Unfortunately, the traditional Marxist base-superstructure often serves economic geographers both as foundation and foil in the pursuit of research. Whenever spatial or temporal data points are referred back to economic fundamentals, we have, by any other name, a divided field where interpretive categories (but only of the bourgeoisie) are held to be inadequate where generated by bourgeois science, but adequate when generated from the vantage point of the (speculative) proletariat — restored, universal humanity. Or, more often, by contrast (rejecting this productivist frame), economic geographers focus exclusively on the discursive field, in isolation from its practical constitution. An immanent critique would invite economic geographers to recognize the relative historical validity of economic categories, but then to focus their criticism less on the obfuscatory character of these categories than on their historically and socially limited character; not in contrast to supposedly “natural” or “universal” interpretive categories, but with an aim toward specifying their adequacy and contrasting it to other possible ways of mediating social relations.

The specific interpretive frames offered within economic geography are no mystery. Nor is the alternative I am suggesting. They both emerge historically in the nineteenth and early twentieth centuries. They are both embedded historically and socially.
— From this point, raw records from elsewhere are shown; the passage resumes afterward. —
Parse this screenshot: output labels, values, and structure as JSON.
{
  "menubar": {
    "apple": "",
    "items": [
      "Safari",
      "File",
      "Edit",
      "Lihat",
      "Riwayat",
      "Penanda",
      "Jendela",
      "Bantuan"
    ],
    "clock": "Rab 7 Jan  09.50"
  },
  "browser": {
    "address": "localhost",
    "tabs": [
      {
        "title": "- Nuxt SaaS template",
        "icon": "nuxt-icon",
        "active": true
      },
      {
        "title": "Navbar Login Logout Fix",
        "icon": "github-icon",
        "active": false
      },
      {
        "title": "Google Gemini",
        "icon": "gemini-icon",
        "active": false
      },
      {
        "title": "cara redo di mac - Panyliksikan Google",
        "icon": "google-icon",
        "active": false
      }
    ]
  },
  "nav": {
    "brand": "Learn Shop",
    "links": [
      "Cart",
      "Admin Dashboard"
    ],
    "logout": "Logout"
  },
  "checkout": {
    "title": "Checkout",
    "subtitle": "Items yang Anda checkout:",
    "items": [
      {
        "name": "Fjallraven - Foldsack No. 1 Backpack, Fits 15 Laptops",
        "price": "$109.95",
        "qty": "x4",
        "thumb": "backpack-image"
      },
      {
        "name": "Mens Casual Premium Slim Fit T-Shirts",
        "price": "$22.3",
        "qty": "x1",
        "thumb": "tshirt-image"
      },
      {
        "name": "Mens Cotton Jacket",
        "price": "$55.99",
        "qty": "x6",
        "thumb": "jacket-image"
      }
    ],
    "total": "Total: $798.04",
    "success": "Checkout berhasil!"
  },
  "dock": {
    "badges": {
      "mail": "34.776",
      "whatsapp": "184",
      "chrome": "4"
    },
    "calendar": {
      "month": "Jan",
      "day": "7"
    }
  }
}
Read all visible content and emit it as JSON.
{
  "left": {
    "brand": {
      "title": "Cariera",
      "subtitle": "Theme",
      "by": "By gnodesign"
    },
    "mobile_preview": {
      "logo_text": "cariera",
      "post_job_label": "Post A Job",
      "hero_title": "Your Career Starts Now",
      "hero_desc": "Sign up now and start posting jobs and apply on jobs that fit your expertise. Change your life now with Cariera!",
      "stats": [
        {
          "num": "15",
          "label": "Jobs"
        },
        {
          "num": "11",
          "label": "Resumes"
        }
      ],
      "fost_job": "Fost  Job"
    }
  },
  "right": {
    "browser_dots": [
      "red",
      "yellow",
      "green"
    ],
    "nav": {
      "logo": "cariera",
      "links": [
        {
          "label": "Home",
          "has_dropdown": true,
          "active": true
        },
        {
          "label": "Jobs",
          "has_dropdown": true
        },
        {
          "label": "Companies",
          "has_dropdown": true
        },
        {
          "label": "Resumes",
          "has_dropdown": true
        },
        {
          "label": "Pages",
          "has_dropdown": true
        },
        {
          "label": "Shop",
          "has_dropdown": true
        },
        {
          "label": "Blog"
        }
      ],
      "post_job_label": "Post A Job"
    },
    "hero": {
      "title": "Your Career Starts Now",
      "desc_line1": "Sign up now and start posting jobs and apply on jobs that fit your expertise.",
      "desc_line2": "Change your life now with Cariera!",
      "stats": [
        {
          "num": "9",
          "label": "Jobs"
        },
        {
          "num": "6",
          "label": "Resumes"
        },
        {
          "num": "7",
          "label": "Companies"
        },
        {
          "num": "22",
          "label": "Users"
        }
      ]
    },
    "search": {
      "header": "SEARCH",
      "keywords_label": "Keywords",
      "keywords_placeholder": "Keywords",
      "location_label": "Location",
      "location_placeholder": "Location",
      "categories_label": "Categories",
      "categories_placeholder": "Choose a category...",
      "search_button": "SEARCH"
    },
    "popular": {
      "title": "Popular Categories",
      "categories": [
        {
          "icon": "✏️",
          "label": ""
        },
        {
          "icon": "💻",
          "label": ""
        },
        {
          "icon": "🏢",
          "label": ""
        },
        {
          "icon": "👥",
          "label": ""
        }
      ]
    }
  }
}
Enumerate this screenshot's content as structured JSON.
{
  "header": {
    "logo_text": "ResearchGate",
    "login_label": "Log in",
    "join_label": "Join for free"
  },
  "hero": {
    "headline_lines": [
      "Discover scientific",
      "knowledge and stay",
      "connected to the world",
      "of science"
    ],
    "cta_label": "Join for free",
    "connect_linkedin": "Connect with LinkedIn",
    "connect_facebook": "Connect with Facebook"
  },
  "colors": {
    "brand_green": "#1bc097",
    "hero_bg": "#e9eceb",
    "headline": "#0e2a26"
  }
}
And, yet, an immanent critique is better able not only to grasp the complexities of economic geography, but also to shed light on a path out of the social totality that continues to plague social scientific research.